__What to work on__.
Return the lines below exactly, starting with the line that contains "What data populates" and stopping after the last line.

.....

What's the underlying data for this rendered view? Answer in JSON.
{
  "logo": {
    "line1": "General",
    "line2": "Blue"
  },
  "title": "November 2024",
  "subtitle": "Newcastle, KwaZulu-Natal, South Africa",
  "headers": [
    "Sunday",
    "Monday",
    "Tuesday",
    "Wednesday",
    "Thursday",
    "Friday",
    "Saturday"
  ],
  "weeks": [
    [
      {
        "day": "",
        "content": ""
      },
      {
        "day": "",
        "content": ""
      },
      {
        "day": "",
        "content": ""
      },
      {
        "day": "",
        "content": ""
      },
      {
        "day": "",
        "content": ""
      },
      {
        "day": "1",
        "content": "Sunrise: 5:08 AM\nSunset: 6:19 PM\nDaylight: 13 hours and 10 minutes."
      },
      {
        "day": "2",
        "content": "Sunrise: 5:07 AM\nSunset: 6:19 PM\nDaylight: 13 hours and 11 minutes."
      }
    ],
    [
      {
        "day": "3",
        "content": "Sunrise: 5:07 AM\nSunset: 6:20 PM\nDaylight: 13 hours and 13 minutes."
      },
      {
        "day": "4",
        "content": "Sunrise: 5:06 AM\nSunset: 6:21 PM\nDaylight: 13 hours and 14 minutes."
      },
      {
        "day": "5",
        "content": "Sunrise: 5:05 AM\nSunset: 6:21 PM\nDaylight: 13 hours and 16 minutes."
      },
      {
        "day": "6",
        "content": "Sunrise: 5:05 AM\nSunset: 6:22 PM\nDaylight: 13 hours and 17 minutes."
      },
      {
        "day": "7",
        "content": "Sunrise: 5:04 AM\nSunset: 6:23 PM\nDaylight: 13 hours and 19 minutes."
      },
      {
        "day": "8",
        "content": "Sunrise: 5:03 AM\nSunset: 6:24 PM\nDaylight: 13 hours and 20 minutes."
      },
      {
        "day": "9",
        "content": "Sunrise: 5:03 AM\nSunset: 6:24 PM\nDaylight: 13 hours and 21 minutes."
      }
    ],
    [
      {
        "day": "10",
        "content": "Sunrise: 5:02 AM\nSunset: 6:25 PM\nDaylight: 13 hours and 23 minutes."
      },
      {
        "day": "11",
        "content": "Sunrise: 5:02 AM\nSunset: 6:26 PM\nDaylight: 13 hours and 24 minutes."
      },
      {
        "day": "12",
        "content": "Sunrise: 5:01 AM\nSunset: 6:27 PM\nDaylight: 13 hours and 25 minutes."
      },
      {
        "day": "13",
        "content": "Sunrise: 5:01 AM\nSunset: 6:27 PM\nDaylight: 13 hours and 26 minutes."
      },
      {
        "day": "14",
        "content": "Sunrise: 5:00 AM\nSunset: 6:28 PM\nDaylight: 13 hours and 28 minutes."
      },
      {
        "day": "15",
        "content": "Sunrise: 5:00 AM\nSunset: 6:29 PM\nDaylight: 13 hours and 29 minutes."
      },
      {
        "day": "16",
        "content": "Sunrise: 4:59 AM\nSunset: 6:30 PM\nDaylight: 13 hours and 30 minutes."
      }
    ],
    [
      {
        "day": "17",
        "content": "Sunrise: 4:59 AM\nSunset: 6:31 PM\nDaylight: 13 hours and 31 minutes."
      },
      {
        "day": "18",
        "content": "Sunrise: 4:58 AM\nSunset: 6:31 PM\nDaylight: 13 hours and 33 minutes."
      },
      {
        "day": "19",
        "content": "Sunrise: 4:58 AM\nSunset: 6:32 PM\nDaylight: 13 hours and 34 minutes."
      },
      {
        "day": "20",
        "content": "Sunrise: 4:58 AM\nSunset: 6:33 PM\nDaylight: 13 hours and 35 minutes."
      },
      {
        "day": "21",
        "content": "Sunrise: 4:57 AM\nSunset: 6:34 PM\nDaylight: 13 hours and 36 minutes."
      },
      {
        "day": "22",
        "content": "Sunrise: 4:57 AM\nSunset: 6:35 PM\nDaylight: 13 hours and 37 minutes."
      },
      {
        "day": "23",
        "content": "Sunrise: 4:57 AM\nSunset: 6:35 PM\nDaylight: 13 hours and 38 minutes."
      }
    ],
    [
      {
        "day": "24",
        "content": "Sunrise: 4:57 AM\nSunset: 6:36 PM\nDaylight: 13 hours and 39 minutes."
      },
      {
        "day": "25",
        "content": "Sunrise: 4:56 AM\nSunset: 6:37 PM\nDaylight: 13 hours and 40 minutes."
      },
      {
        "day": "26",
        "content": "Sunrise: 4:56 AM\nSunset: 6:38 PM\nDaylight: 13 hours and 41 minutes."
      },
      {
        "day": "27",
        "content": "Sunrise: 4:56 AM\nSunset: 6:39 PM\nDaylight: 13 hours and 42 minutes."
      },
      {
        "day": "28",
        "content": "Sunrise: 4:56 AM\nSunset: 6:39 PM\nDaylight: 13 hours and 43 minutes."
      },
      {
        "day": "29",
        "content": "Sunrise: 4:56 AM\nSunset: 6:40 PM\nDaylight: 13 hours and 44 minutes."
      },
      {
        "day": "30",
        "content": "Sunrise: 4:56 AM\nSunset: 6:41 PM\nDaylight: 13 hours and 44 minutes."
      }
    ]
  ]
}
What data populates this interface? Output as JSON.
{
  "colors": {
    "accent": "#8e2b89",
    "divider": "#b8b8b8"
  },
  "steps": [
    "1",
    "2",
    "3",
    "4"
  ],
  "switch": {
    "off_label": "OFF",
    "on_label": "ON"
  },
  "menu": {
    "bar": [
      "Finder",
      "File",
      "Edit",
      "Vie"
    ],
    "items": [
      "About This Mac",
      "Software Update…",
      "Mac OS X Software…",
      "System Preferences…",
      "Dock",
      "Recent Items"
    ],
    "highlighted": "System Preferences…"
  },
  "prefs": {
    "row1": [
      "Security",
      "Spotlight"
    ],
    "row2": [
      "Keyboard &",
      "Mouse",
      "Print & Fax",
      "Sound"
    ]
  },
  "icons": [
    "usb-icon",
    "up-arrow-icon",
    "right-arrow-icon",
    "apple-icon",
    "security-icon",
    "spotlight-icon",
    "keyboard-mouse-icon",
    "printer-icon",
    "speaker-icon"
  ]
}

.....

__Response area__.
What data populates this interface? Output as JSON.
{
  "colors": {
    "accent": "#8e2b89",
    "divider": "#b8b8b8"
  },
  "steps": [
    "1",
    "2",
    "3",
    "4"
  ],
  "switch": {
    "off_label": "OFF",
    "on_label": "ON"
  },
  "menu": {
    "bar": [
      "Finder",
      "File",
      "Edit",
      "Vie"
    ],
    "items": [
      "About This Mac",
      "Software Update…",
      "Mac OS X Software…",
      "System Preferences…",
      "Dock",
      "Recent Items"
    ],
    "highlighted": "System Preferences…"
  },
  "prefs": {
    "row1": [
      "Security",
      "Spotlight"
    ],
    "row2": [
      "Keyboard &",
      "Mouse",
      "Print & Fax",
      "Sound"
    ]
  },
  "icons": [
    "usb-icon",
    "up-arrow-icon",
    "right-arrow-icon",
    "apple-icon",
    "security-icon",
    "spotlight-icon",
    "keyboard-mouse-icon",
    "printer-icon",
    "speaker-icon"
  ]
}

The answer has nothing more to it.